Dataset entries:
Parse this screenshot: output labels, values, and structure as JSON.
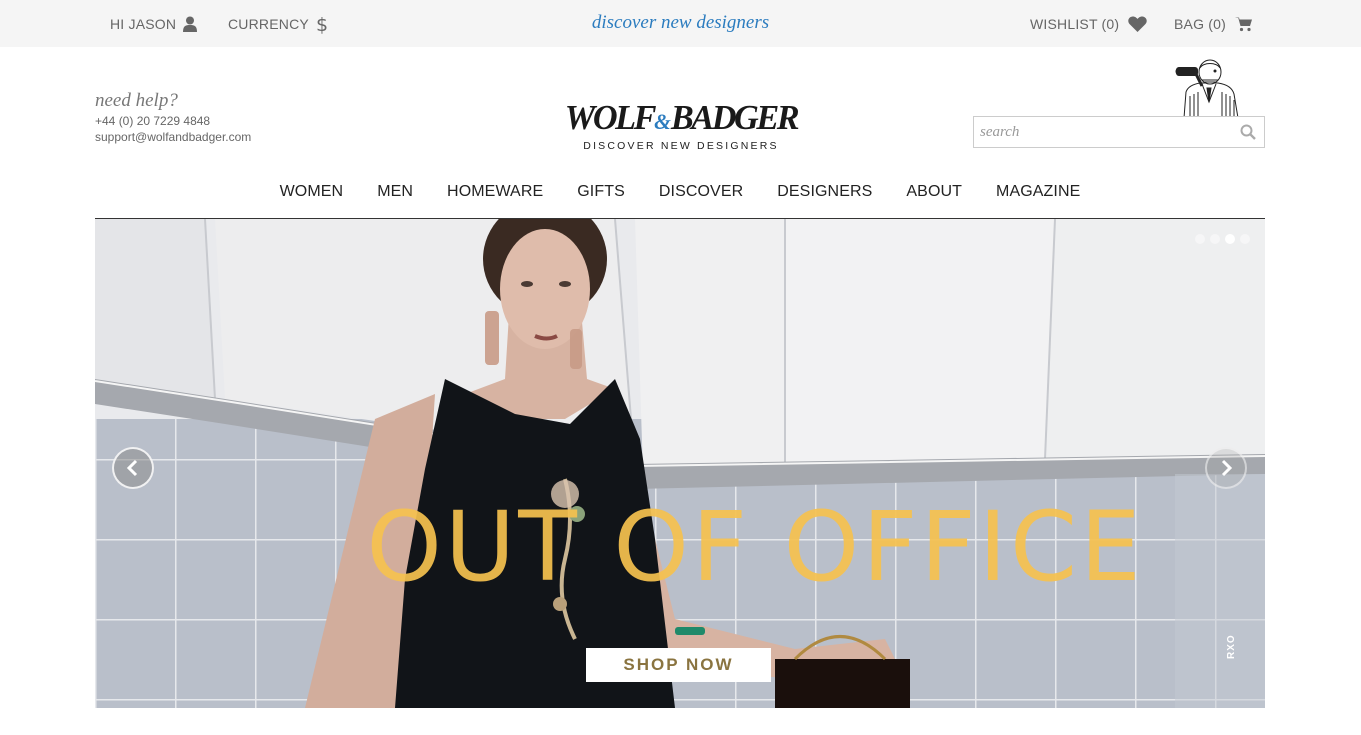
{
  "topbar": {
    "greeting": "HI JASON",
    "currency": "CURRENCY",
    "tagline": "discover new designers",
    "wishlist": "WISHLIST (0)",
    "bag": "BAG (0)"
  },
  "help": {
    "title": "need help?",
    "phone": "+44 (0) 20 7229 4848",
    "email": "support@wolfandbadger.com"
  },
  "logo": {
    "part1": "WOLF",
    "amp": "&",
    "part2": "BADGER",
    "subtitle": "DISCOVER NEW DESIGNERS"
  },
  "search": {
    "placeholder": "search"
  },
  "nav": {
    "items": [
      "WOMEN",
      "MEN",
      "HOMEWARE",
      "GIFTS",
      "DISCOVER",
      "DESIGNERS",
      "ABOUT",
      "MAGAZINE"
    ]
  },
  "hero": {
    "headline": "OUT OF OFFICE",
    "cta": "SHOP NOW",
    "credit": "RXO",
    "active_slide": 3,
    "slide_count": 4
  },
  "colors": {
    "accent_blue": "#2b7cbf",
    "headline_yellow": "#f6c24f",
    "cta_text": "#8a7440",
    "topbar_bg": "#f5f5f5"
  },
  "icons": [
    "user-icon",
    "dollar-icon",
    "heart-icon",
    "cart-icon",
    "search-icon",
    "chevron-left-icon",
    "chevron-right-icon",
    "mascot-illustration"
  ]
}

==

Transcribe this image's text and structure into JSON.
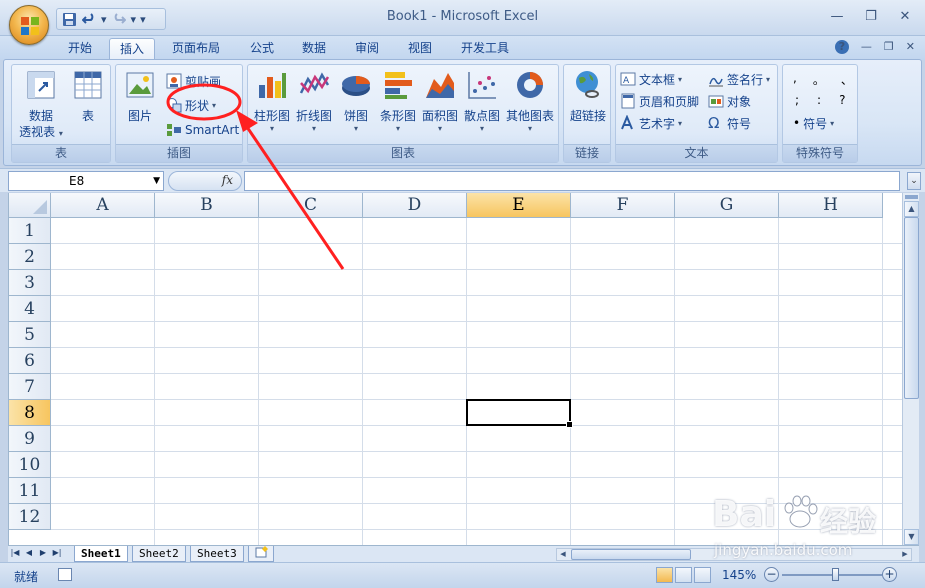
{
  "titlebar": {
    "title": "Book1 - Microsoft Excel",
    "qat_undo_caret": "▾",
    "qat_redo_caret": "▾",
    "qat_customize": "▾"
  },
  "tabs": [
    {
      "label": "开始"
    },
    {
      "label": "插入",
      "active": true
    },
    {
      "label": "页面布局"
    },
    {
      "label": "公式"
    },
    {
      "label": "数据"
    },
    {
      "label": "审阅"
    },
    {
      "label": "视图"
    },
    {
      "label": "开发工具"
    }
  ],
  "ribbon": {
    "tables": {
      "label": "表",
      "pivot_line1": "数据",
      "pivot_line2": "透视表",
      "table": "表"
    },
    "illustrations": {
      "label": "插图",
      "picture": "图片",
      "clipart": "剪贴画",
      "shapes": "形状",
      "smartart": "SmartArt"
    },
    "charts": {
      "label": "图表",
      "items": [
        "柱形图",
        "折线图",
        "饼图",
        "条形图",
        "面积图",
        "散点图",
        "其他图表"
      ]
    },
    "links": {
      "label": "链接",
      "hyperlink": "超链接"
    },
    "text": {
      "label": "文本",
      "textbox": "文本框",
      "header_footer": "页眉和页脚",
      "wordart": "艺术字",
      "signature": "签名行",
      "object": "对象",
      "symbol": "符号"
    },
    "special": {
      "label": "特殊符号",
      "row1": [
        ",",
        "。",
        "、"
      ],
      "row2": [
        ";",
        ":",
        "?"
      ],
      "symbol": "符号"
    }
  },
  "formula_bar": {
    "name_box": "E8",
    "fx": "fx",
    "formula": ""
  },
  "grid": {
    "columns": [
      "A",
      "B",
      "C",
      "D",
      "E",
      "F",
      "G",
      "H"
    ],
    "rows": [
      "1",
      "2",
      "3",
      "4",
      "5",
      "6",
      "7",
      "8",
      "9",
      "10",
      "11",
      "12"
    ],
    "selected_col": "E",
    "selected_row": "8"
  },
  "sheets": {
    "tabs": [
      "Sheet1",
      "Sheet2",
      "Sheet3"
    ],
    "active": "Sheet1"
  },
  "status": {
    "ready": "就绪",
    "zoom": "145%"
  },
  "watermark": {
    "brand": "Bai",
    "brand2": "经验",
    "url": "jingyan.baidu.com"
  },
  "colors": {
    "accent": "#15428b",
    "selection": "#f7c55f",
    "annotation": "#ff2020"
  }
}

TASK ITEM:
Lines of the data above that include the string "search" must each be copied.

OUTPUT:
  "search": {
    "placeholder": "search"
    "search-icon",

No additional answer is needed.